6. Villalba O. La fisura petrotimpanica. Estudio anatomico y radiologico en cadaver humano. Barcelona. Tesis Universidad de Barcelona. 2014.
7. Rezaian J, Namavar MR, Vahdati Nasab H, Hojabri Nobari AR, Abedollahi A. Foramen Tympanicum or Foramen of Huschke: A Bioarchaeological Study on Human Skeletons from an Iron Age Cemetery at Tabriz Kabud Mosque Zone. Iran J Med Sci. 2015;40(4):367-371.
8. Flint P, Haughey B, Lund V, et al. Cummings Otolaringology Head and Neck Surgery, (6th ed.) Elsevier Saunders Philadelphia (PA). 2015;2334.
9. Fuster E, Navarro F, Guillamon D. Persistencia del foramen de Huschke con herniacion de la articulacion temporomandibular. UGC de ORL del Complejo Hospitalario de Jaen . 2017.
10. Gudziol H, Guntinas-Lichius O. Contributions of the anatomist Emil Huschke to otorhinolaryngology. Hist Otorhinolaringol. 2017;1:171-181.
11. Prowse S, Kelly G, Agada F. Temporomandibular joint herniation and the foramen of Huschke: An unusual external auditory canal mass. J Laryngol Otol. 2011;125(12):1279-1281.
12. Fusconi M, Benfari G, Franco M, et al. Foramen of Huschke: Case Report and Experimental Procedure for Diagnosis of Spontaneous Salivary Fistula. J Oral Maxillofac Surg. 2009;67(8):1747-1751.
13. Anson BJ, Donaldson JA. Surgical Anatomy of the Temporal Bone. (3rd Ed.) WB Saunders, Philadelphia. 1981;114-23.
14. Melgaco C, Penna L, Seraidarian P. O forame de Huschke e suas implicacoes clinicas. Revista Brasileira de Otorrinolaringologia. Sao Paulo. 2003;69(3).
15. Scheuer L, Black S. The Juvenile Skeleton.(2nd ed.) Academic Press, London. 2004; 85-94.
16. Herzog S, Fiese R. Persistent foramen of Huschke: possible risk factor for otologic complications after arthroscopy of the temporomandibular joint. Oral Surg Med Oral Pathol. 1989;68:267-270.
17. Kim TH, Lee SK, Kim SJ, Byun JY. A case of spontaneous temporomandibular joint herniation into the external auditory canal with clicking sound. Korean J Audiol. 2013;17(2):90-93.
18. Mittal S, Singal S, Mittal A, Singal R, Jindal G. Identification of foramen of Huschke with reversible herniation of temporomandibular joint soft tissue into the external auditory canal on multidetector computed tomography. Proc (Bayl Univ Med Cent). 2017;30(1):92-93.

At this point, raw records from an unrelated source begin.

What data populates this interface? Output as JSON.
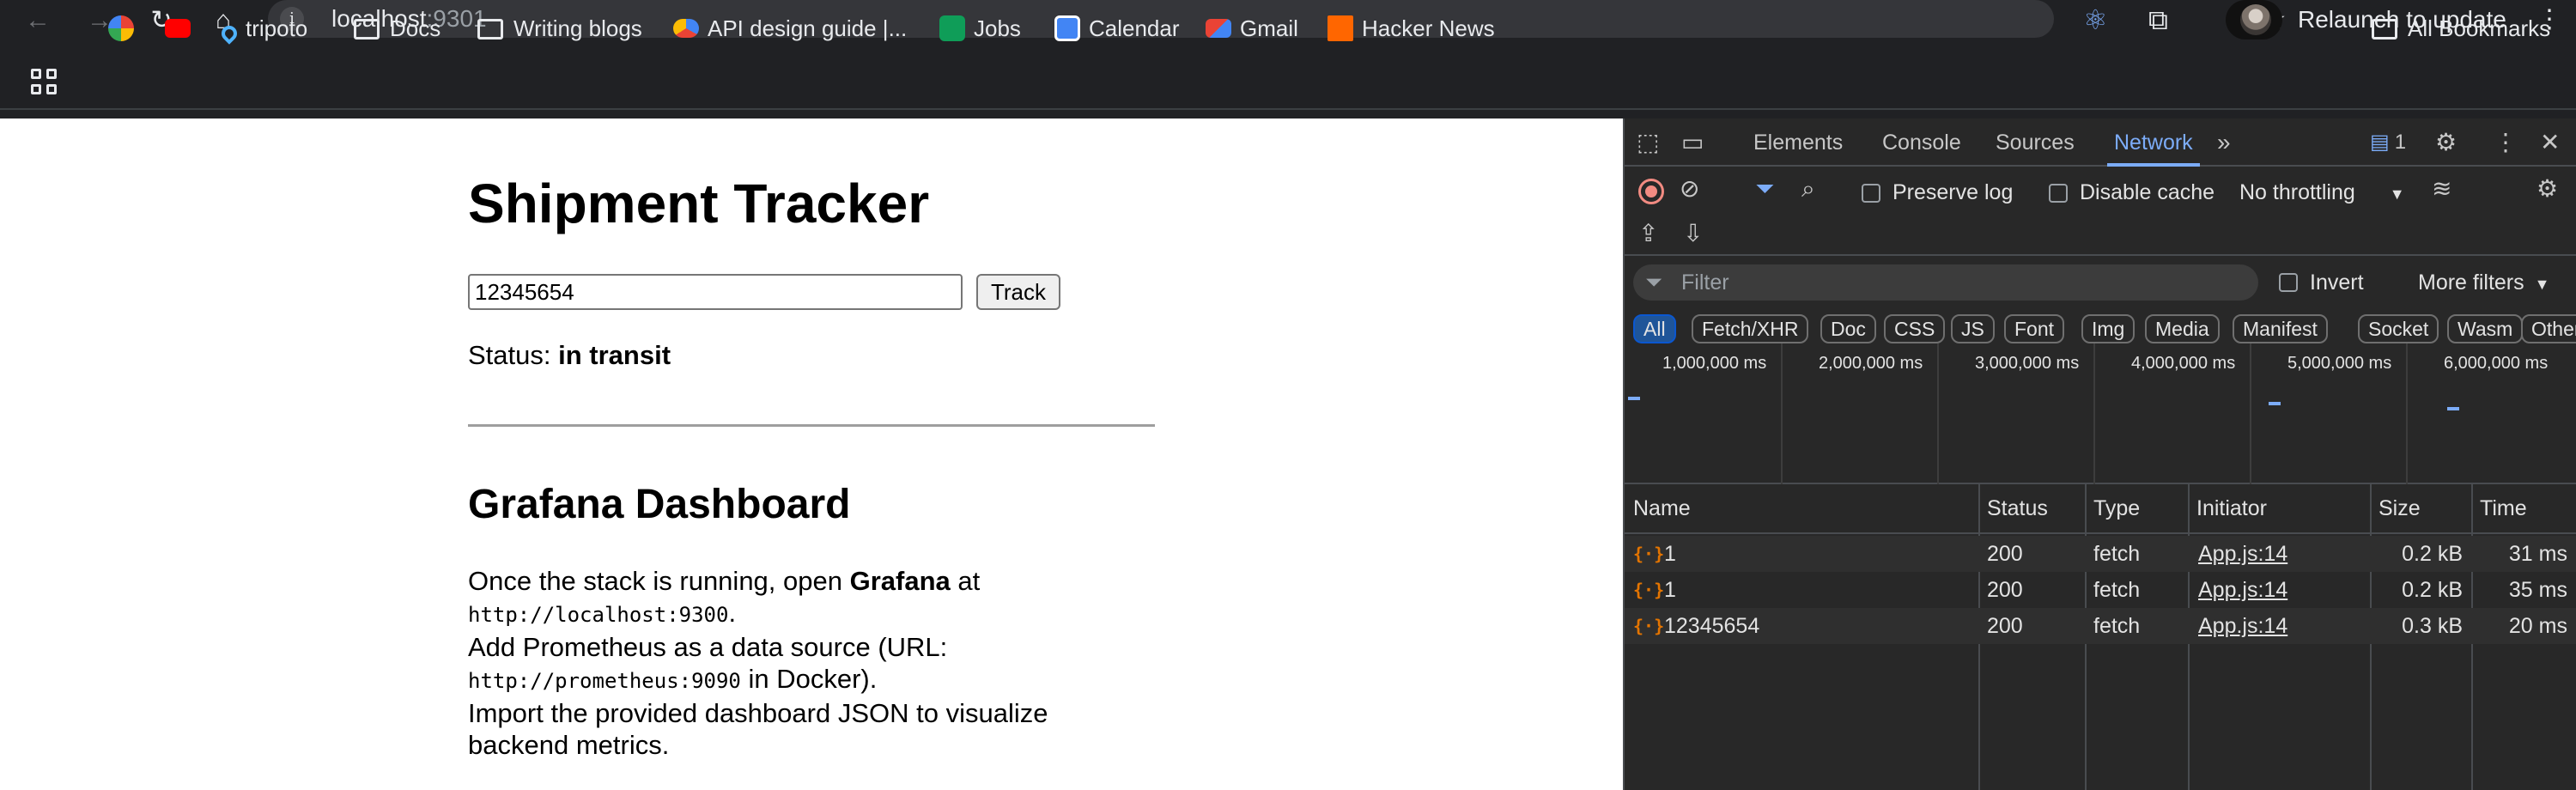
{
  "browser": {
    "url_host": "localhost",
    "url_port": ":9301",
    "relaunch_label": "Relaunch to update"
  },
  "bookmarks": {
    "items": [
      {
        "label": "",
        "icon": "google-icon"
      },
      {
        "label": "",
        "icon": "youtube-icon"
      },
      {
        "label": "tripoto",
        "icon": "location-pin-icon"
      },
      {
        "label": "Docs",
        "icon": "folder-icon"
      },
      {
        "label": "Writing blogs",
        "icon": "folder-icon"
      },
      {
        "label": "API design guide  |...",
        "icon": "google-cloud-icon"
      },
      {
        "label": "Jobs",
        "icon": "sheets-icon"
      },
      {
        "label": "Calendar",
        "icon": "calendar-icon"
      },
      {
        "label": "Gmail",
        "icon": "gmail-icon"
      },
      {
        "label": "Hacker News",
        "icon": "hacker-news-icon"
      }
    ],
    "all_bookmarks": "All Bookmarks"
  },
  "page": {
    "title": "Shipment Tracker",
    "tracking_value": "12345654",
    "track_button": "Track",
    "status_label": "Status: ",
    "status_value": "in transit",
    "grafana_title": "Grafana Dashboard",
    "p1_a": "Once the stack is running, open ",
    "p1_b": "Grafana",
    "p1_c": " at",
    "p1_code": "http://localhost:9300",
    "p1_d": ".",
    "p2_a": "Add Prometheus as a data source (URL:",
    "p2_code": "http://prometheus:9090",
    "p2_b": " in Docker).",
    "p3": "Import the provided dashboard JSON to visualize backend metrics."
  },
  "devtools": {
    "tabs": [
      "Elements",
      "Console",
      "Sources",
      "Network"
    ],
    "active_tab": "Network",
    "issues_count": "1",
    "preserve_log": "Preserve log",
    "disable_cache": "Disable cache",
    "throttling": "No throttling",
    "filter_placeholder": "Filter",
    "invert": "Invert",
    "more_filters": "More filters",
    "types": [
      "All",
      "Fetch/XHR",
      "Doc",
      "CSS",
      "JS",
      "Font",
      "Img",
      "Media",
      "Manifest",
      "Socket",
      "Wasm",
      "Other"
    ],
    "timeline_ticks": [
      "1,000,000 ms",
      "2,000,000 ms",
      "3,000,000 ms",
      "4,000,000 ms",
      "5,000,000 ms",
      "6,000,000 ms"
    ],
    "columns": [
      "Name",
      "Status",
      "Type",
      "Initiator",
      "Size",
      "Time"
    ],
    "rows": [
      {
        "name": "1",
        "status": "200",
        "type": "fetch",
        "initiator": "App.js:14",
        "size": "0.2 kB",
        "time": "31 ms"
      },
      {
        "name": "1",
        "status": "200",
        "type": "fetch",
        "initiator": "App.js:14",
        "size": "0.2 kB",
        "time": "35 ms"
      },
      {
        "name": "12345654",
        "status": "200",
        "type": "fetch",
        "initiator": "App.js:14",
        "size": "0.3 kB",
        "time": "20 ms"
      }
    ]
  },
  "colors": {
    "accent": "#7cacf8",
    "record": "#f28b82",
    "fetch_icon": "#e37400"
  }
}
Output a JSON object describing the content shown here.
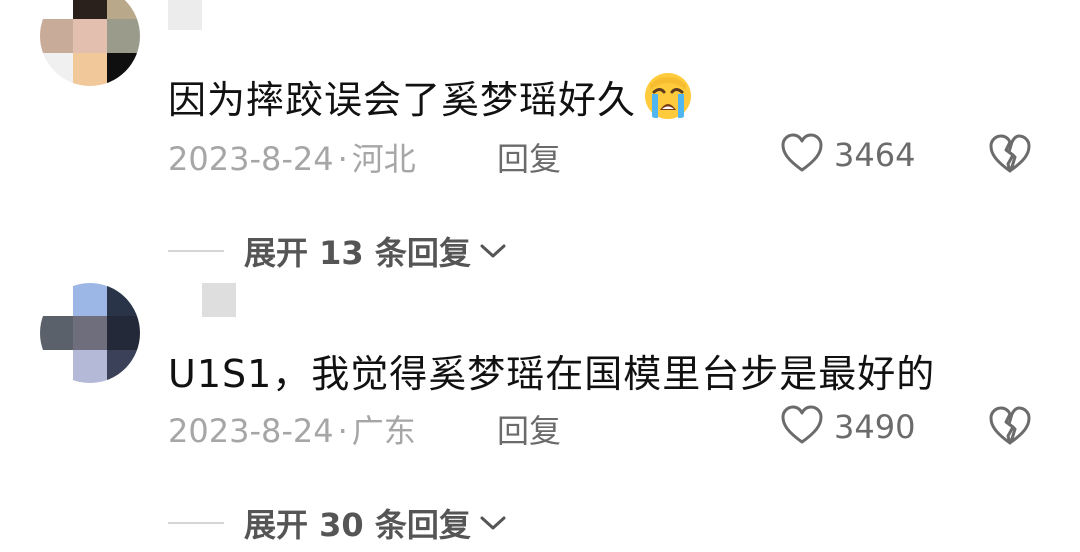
{
  "comments": [
    {
      "avatar_colors": [
        "#ffffff",
        "#2a211c",
        "#b9a98a",
        "#c9ab99",
        "#e2bfae",
        "#9b9b8c",
        "#f0f0f0",
        "#f0c89a",
        "#0f0f0f"
      ],
      "username_pixel_colors": [
        "#ececec"
      ],
      "text": "因为摔跤误会了奚梦瑶好久",
      "emoji": "loudly-crying-face",
      "date": "2023-8-24",
      "location": "河北",
      "reply_label": "回复",
      "likes": "3464",
      "expand_label": "展开 13 条回复"
    },
    {
      "avatar_colors": [
        "#ffffff",
        "#9cb7e6",
        "#2a3448",
        "#5b616b",
        "#6f6e7c",
        "#24293a",
        "#ffffff",
        "#b5b9d8",
        "#3a4159"
      ],
      "username_pixel_colors": [
        "#dedede"
      ],
      "text": "U1S1，我觉得奚梦瑶在国模里台步是最好的",
      "emoji": "",
      "date": "2023-8-24",
      "location": "广东",
      "reply_label": "回复",
      "likes": "3490",
      "expand_label": "展开 30 条回复"
    }
  ],
  "colors": {
    "text_primary": "#111111",
    "text_meta": "#a6a6a6",
    "text_secondary": "#6b6b6b",
    "divider": "#d6d6d6"
  }
}
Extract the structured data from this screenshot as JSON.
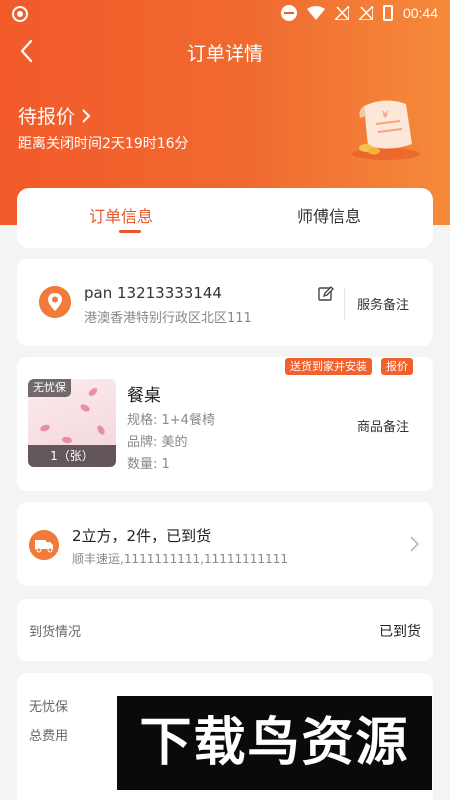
{
  "statusbar": {
    "time": "00:44"
  },
  "header": {
    "title": "订单详情"
  },
  "status": {
    "title": "待报价",
    "countdown": "距离关闭时间2天19时16分"
  },
  "tabs": [
    {
      "label": "订单信息",
      "active": true
    },
    {
      "label": "师傅信息",
      "active": false
    }
  ],
  "address": {
    "contact": "pan 13213333144",
    "address": "港澳香港特别行政区北区111",
    "remark_label": "服务备注"
  },
  "product": {
    "tags": [
      "送货到家并安装",
      "报价"
    ],
    "image_badge": "无忧保",
    "image_count": "1（张）",
    "name": "餐桌",
    "spec": "规格: 1+4餐椅",
    "brand": "品牌: 美的",
    "quantity": "数量: 1",
    "remark_label": "商品备注"
  },
  "shipping": {
    "summary": "2立方，2件，已到货",
    "detail": "顺丰速运,1111111111,11111111111"
  },
  "arrival": {
    "label": "到货情况",
    "value": "已到货"
  },
  "fees": {
    "label1": "无忧保",
    "label2": "总费用"
  },
  "watermark": "下载鸟资源",
  "colors": {
    "accent": "#f25a2a",
    "tag": "#f0612d"
  }
}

Tables & Figures

Figure 1: Herniation not visible.

Figure 2: Herniation of periarticular tissue in EAC.

Figure 3: Bone defect (blue arrow) on axial CT scan.
Download PDF